A clue to where Jimmy Carter has gone wrong is found in the rejection of 4-month-old advice that he would be "out on a limb" if new spending programs for the cities were proposed without the bureaucratic streamlining promised in the Carter campaign.
A Dec. 5 staff memorandum containing that warning is consigned to limbo. President Carter's urban plan unveiled March 27 contains not a word about reorganizing the inefficient, sprawling bureaucracy that sprays tax money into the cities. No such plan will be offered this year. Nor is there any firm commitment for the future.
Since the mess in urban programs generally (and in the Department of Housing and Urban Development specifically) is not disputed at the White House, the reason for not reorganizing it this year is wholly political . Administration officials privately admit they dare not anger big-city mayors and black leaders in the election year.
That shows Carter following the conventional wisdom in politics that he defied in his spectacular climb from nowhere. Preoccupied with global diplomacy, he now relies for domestic strategy on the judgement of conventional politicians. So the pledge to reorganize government that helped win the presidency sinks sto low priority.

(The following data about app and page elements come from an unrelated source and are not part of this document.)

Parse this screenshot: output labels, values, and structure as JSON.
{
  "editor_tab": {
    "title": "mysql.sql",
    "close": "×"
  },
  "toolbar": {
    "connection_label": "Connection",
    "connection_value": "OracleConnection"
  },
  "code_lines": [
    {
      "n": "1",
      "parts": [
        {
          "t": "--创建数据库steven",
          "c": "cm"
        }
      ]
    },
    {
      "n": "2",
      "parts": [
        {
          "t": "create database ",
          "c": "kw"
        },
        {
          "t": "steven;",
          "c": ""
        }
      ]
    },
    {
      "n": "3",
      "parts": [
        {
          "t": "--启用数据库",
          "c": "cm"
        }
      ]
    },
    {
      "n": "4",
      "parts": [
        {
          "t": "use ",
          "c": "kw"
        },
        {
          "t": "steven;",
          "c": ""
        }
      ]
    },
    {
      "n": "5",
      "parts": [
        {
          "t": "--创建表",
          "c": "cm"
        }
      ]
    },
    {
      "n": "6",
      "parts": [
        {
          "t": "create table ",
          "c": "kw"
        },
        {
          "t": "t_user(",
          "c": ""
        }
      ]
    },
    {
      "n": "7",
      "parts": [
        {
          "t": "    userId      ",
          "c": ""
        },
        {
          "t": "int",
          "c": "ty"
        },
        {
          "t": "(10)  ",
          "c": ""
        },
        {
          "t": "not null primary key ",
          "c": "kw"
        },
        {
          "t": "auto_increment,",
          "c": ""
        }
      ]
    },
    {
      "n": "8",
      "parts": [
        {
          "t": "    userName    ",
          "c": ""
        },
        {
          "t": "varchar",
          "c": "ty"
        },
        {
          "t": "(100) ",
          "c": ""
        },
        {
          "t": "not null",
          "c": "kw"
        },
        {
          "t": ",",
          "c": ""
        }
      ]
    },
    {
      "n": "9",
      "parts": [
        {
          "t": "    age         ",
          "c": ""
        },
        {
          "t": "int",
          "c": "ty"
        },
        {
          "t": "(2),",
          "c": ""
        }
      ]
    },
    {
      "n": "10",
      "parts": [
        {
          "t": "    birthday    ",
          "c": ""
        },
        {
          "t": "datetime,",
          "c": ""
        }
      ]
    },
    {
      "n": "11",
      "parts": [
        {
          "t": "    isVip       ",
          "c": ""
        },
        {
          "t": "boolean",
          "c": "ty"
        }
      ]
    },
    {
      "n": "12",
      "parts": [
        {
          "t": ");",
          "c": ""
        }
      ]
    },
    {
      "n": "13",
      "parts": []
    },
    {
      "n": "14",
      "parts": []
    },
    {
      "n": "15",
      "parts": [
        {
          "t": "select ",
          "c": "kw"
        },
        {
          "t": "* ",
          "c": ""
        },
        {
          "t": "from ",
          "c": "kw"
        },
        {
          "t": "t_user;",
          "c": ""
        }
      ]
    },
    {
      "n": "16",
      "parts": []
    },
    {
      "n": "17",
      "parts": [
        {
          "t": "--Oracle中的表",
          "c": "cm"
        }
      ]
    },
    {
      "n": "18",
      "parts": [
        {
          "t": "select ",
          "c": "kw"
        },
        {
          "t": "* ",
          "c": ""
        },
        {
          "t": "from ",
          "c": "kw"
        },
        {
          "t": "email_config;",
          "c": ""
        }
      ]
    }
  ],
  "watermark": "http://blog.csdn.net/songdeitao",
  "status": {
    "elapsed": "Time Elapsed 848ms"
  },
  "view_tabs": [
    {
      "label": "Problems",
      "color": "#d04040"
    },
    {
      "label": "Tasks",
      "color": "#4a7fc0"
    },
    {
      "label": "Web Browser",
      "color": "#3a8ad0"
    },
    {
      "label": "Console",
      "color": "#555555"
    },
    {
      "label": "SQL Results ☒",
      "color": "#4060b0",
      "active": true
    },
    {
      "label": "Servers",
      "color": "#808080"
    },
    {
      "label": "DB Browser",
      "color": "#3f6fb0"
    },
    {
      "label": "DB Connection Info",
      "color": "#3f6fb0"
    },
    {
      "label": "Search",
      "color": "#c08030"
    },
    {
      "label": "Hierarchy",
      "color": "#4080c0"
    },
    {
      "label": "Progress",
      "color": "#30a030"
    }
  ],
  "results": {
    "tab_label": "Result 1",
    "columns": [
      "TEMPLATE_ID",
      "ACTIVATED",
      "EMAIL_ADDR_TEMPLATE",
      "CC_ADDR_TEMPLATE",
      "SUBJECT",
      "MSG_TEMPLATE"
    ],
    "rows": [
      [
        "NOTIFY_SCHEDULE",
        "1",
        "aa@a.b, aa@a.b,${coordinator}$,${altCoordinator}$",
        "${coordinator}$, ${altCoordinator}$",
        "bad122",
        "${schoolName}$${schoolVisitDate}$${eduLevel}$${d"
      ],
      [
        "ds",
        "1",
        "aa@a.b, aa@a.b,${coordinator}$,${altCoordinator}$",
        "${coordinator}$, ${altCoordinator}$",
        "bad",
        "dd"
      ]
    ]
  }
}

Tthat was not so clear last Dec. 5 when a staffer named Lester M. Salamon drafted a seven-page memo to his boss, Harrison Wellford, head of the the President's Reorganization Project. He warned that the evolving urban plan "lacks a coherent focus and consists basically of proposals for expanded funding of existing programs capped by a highly dubious, free-standing development bank that will do as much to contribute to the fragmentation of federal efforts as it will to promote economic growth in the cities."
"That "leaves the president out on a limb with respect to his campaign pledge to simplify and rationalize existing programs before adding new dollars or new programs to them," Salamon's memo continued. "As the institutional embodiment of those pledges, our failure to protect the president vigorously on this point could be costly."
It was too late, said Salamon, for reorganization schemes if the urban plan was released before Christmas. But they could be ready by March. Certainly there was no disputing the need: "All parties seem to agree that the fragmented, disjointed character of federal programs in this area is b big part of the problem."
"All parties" did not include HUD. The attitude there was epitomized by Secretary Patricia Roberts Harris on NBC's "Meet the Press" April 2 when asked why not one existing program was eliminated: "there were no programs that we felt at this moment should be eliminated because each was meeting a very real need,"
HUD's resistance coincided with the program review presided over by Vice President Walter Mondale to establish priorities for 1978. Mondale, a more conventional politician than the president, was scarcely the one to place reorganization above spending. "When we talked to Mondale about reorganization," one reorganizer told us, "we heard doubts about how much political freight can carry.
"We lost urban reorganization in the politics of 1978," one issider told us. Voluminous option papers presented to Carter for determining his urban plan did not mention reorganization. Nor did Wellford succeed in efforts to set a date in 1979 for reorganization.
Although Salamon's memo expressed fear that issuing the urban plan "could foreclose important reorganization options," it is not too late. Salamon argued then that the urban development bank "would run counter to the president's reorganization commitments by establishing a new entity that duplicates functions already performed elsewhere." Now, Congress may save Carter from himself by delaying action on the bank this year.
Even so, who will effectively promote this and other reorganization schemes now that Bert Lance is gone? The logical answer is the man who claimed national credit for modernizing that Georgia state government: Jimmy Carter. But even Carter sides say the president, entranced by his role of world leader, has no time for such tedium.
Filling in blank spaces on multiple-choice option papers five days before the urban plan was released, the president instinctively rejected new spending programs and then characteristically was talked into accepting them after all (at the final, chaotic meeting lasting till 2 a.m.). But there is no evidence he felt "out on a limb" without a reorganization plan. That supports those presidential aides who fear Carter has forgotten a major force behind his ascent and his brief enjoyment of national popularity.